It would not have been possible for anybody to have ignored the fact that The Sunday Times published last week their so-called “Rich List”. It has been trailed for months and is still being heavily publicised every day by The Times. I always get excited reading this magazine – then get bored with it very quickly. In fact, more than bored. Actually I become very disenchanted reading it. The wealth of the people listed in this magazine – albeit it is probably largely inaccurate is quoted in telephone numbers. How can anybody living with a mortgage, trying to survive month to month relate to a “wealth figue “ quoted in multiple billions”
One of the reasons that it can be interesting to read the Rich List – and sometimes part of the fun of it - is spotting how many Jewish people there may be in the list. There are a number! There are also a number in one of the sub-lists – which is the “Giving” List, and there are many people in this list who are giving away very substantial amounts of money. Yet as a proportion of our overall wealth, we do not give away as much as the “rich” give away in the United States – one of the reasons for this is that the Tax Breaks for Giving in America are more generous than they are here.
Last year’s Dilnot Commission made a number of important recommendations to the Government on how to deal with the perennial and unsolved problem of funding long term care of older people. After much procrastination the government have announced that they will (sort of) in due course probably be implementing a number of the recommendations. Albeit as I have said before in these columns, all that glitters is not gold and there is still a lot of small print to be worked out and to be read. Dilnot spoke in terms of a figure of £1.7m being the annual “price tag” for implementation. The combined wealth of those in the Rich List is £450bn. One figure has nothing to do with the other – ie £450bn against £1.7m. However it does prompt one to think of the wider question of distribution of wealth and societal priorities.

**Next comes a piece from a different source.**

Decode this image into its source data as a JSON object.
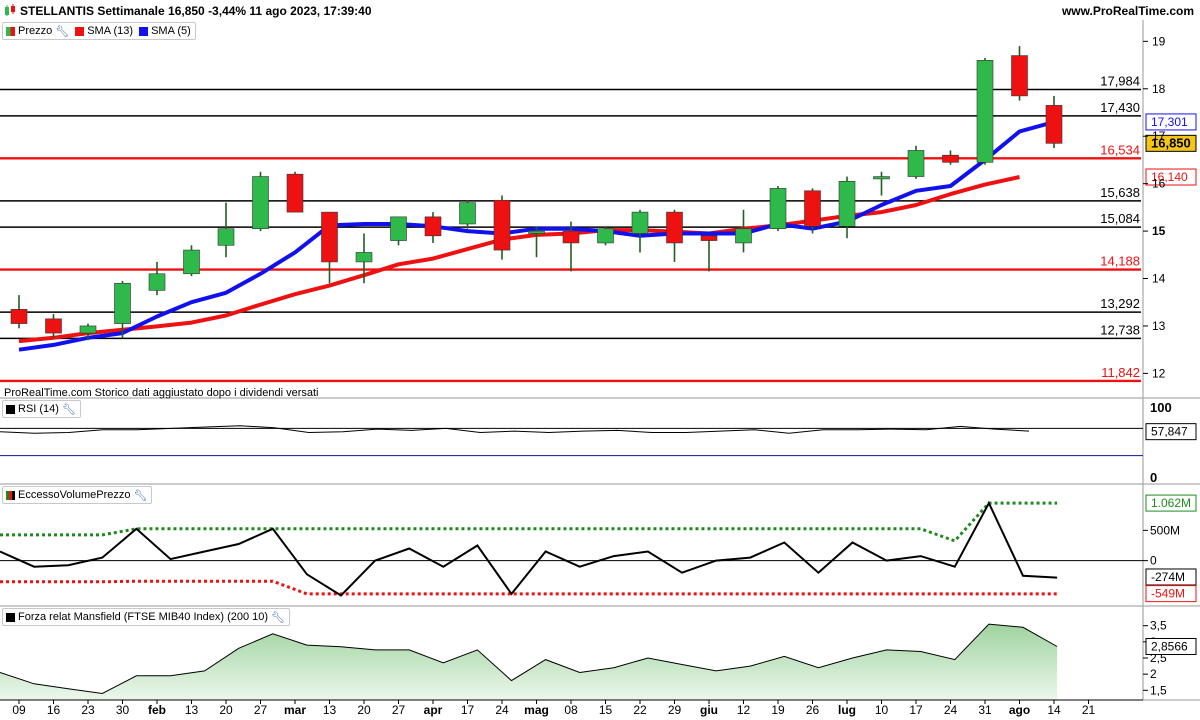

If it is true that all it takes to deal in a fairly satisfactory manner with the problem of funding for older people is £1.7bn, why on earth are we not addressing it? In relative terms, this is a very small amount and certainly as Andrew Dilnot himself contends it is a very small proportion of GDP. Yet successive governments have stalled and fudged for decades for the simple reason they feel the problem is too big to deal with – and presumably they feel that dealing with it is in itself not going to be a vote-winner.
It is tempting to suggest that a mere £1.7m could in some way be eked out of our Defence budget or we could temporarily reduce the ring fencing of foreign aid. This is unlikely to happen and the government is unlikely to meet the Dilnot recommendations in full – but they are saying that perhaps one day, maybe in 2016, something might happen. So I guess we should really be very very grateful.